→ **TASK TO CARRY OUT**
Extract the lines that carry the string "each" from the listing.

_____

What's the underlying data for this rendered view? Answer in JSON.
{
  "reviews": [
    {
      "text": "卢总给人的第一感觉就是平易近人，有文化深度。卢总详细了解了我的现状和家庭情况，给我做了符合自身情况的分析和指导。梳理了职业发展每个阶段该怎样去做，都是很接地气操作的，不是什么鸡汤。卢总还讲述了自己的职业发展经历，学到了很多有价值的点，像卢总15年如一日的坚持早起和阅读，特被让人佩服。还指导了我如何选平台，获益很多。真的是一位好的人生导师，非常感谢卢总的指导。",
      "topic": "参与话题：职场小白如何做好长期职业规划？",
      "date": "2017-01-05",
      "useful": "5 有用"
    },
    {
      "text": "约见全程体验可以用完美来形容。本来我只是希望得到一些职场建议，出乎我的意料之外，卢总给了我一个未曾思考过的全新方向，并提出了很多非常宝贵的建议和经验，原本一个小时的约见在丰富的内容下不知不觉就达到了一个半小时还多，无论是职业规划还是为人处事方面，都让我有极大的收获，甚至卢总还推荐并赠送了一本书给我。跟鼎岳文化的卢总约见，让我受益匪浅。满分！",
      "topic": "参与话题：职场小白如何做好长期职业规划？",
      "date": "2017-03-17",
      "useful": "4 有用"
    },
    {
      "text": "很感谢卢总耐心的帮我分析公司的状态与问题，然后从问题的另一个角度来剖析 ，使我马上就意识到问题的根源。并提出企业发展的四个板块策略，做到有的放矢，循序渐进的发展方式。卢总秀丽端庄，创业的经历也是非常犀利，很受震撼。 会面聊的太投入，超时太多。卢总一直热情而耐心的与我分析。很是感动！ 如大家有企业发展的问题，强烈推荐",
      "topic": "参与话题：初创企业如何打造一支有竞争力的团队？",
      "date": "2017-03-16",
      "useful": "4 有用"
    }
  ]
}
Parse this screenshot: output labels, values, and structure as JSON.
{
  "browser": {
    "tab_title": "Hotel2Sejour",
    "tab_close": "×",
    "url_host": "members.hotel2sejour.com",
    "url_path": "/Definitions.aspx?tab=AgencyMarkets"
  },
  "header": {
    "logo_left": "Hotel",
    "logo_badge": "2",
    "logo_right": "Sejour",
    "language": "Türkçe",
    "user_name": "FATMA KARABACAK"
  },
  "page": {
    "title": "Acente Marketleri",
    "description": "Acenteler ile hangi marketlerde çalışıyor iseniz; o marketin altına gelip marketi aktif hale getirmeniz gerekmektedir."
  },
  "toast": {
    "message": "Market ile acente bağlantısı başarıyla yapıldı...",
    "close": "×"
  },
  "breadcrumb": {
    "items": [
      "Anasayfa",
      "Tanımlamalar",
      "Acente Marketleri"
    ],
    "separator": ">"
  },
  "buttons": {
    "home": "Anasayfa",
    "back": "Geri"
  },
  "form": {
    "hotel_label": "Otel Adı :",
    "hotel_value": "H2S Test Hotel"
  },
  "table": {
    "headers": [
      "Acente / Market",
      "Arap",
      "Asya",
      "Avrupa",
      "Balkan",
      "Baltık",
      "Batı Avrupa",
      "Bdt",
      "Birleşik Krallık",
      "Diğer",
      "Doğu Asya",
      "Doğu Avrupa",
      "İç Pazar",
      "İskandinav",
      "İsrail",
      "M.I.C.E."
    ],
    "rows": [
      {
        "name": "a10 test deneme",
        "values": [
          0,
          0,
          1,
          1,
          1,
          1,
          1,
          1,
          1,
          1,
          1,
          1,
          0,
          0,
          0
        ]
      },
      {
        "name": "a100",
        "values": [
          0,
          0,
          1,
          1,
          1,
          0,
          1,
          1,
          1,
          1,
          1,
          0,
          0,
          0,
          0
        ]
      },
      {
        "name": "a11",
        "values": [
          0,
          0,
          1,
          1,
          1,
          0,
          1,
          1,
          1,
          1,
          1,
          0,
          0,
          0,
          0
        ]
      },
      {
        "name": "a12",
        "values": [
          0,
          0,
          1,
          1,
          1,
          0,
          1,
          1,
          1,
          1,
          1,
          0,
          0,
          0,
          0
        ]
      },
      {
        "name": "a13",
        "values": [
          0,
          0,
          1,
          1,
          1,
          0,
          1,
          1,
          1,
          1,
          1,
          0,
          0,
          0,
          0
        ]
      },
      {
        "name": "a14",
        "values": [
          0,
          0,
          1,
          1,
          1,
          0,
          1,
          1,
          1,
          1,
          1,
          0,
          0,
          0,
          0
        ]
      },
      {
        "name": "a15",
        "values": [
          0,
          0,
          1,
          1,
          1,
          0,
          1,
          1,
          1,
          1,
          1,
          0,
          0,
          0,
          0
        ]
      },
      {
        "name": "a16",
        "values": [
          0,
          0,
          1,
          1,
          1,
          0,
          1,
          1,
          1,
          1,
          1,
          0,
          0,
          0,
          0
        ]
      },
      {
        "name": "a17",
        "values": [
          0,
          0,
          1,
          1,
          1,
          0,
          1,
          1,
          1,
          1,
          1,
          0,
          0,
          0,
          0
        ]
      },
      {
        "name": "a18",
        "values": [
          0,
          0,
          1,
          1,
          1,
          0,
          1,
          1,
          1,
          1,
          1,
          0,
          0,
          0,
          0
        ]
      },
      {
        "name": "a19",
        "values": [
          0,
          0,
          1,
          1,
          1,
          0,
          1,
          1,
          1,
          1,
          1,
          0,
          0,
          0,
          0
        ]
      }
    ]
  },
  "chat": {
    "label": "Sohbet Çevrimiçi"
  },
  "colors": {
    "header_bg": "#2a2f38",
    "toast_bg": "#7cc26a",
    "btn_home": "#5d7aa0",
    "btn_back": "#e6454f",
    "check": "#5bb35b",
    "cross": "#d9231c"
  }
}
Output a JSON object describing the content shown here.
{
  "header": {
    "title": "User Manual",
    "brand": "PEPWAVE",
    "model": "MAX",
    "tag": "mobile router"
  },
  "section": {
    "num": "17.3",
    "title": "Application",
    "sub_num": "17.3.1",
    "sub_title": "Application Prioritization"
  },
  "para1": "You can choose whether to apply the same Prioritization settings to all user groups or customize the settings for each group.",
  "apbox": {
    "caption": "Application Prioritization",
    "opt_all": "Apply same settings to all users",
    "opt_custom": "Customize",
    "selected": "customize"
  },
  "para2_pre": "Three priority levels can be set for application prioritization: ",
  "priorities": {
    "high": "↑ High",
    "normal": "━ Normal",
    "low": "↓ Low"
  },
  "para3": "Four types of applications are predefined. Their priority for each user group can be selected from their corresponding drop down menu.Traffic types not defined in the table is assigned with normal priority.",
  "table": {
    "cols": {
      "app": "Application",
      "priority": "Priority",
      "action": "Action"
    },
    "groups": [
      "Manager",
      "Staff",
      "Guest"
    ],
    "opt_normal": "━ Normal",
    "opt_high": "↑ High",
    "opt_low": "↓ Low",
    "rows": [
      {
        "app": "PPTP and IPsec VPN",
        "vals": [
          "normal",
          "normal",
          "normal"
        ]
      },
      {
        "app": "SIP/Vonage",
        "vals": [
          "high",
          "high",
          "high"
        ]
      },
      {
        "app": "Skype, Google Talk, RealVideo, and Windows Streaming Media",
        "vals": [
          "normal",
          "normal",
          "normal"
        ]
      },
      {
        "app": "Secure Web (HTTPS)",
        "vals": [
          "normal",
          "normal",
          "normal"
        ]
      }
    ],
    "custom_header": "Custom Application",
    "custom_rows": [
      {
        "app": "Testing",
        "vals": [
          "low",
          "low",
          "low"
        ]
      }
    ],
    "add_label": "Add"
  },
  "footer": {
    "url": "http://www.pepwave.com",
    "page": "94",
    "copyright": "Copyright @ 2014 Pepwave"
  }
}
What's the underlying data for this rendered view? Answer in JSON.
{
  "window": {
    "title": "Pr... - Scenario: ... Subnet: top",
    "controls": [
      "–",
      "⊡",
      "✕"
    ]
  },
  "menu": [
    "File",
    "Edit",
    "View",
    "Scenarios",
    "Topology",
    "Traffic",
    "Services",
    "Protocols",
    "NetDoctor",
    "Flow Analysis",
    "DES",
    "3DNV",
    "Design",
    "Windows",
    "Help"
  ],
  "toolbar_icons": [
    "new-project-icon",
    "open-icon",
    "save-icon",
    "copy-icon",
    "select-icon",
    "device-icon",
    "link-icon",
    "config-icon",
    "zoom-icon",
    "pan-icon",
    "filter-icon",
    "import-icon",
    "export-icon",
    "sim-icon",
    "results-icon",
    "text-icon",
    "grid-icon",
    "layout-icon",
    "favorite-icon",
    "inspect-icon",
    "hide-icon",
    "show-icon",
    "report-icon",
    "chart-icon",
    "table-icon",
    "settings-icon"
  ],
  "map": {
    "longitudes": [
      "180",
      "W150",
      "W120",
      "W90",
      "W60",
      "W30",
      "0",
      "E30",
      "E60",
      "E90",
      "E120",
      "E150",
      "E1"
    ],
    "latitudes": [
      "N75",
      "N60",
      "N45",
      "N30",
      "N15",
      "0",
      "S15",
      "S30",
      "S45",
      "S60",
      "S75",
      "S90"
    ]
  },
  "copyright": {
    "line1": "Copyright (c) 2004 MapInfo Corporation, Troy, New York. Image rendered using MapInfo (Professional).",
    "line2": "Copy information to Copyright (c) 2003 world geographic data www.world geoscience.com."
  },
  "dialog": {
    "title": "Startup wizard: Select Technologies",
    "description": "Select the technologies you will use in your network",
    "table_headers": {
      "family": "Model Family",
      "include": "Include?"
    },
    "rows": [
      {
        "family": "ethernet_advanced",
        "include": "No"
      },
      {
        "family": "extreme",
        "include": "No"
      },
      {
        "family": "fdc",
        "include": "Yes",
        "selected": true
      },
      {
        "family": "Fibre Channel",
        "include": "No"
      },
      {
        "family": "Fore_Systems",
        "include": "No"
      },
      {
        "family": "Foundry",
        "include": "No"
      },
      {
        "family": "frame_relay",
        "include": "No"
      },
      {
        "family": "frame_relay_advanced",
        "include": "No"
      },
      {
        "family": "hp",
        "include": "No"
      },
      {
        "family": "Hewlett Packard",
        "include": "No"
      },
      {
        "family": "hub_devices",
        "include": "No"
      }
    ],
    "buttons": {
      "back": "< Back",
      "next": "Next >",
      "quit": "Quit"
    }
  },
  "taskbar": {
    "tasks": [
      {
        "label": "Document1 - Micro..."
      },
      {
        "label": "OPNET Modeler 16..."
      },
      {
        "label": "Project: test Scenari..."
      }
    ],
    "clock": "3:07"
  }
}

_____

→ **SOLUTION TO THE EXERCISE**
  "para1": "You can choose whether to apply the same Prioritization settings to all user groups or customize the settings for each group.",
  "para3": "Four types of applications are predefined. Their priority for each user group can be selected from their corresponding drop down menu.Traffic types not defined in the table is assigned with normal priority.",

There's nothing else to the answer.